Excerpts from a dataset:
-=-=-

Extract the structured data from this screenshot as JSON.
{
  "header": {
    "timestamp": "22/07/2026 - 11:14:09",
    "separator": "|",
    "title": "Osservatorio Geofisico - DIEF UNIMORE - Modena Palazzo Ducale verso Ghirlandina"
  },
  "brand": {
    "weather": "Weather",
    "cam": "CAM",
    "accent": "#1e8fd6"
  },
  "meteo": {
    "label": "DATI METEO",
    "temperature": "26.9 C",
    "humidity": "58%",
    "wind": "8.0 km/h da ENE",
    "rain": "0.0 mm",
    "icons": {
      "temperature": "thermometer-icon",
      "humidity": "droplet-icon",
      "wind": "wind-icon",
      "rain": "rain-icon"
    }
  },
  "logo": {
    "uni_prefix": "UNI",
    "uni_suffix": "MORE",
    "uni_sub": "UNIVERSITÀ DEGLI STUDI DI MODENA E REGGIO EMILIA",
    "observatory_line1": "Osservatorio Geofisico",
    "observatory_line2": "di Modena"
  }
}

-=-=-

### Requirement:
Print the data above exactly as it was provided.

### Exercise solution:
Extract the structured data from this screenshot as JSON.
{
  "header": {
    "timestamp": "22/07/2026 - 11:14:09",
    "separator": "|",
    "title": "Osservatorio Geofisico - DIEF UNIMORE - Modena Palazzo Ducale verso Ghirlandina"
  },
  "brand": {
    "weather": "Weather",
    "cam": "CAM",
    "accent": "#1e8fd6"
  },
  "meteo": {
    "label": "DATI METEO",
    "temperature": "26.9 C",
    "humidity": "58%",
    "wind": "8.0 km/h da ENE",
    "rain": "0.0 mm",
    "icons": {
      "temperature": "thermometer-icon",
      "humidity": "droplet-icon",
      "wind": "wind-icon",
      "rain": "rain-icon"
    }
  },
  "logo": {
    "uni_prefix": "UNI",
    "uni_suffix": "MORE",
    "uni_sub": "UNIVERSITÀ DEGLI STUDI DI MODENA E REGGIO EMILIA",
    "observatory_line1": "Osservatorio Geofisico",
    "observatory_line2": "di Modena"
  }
}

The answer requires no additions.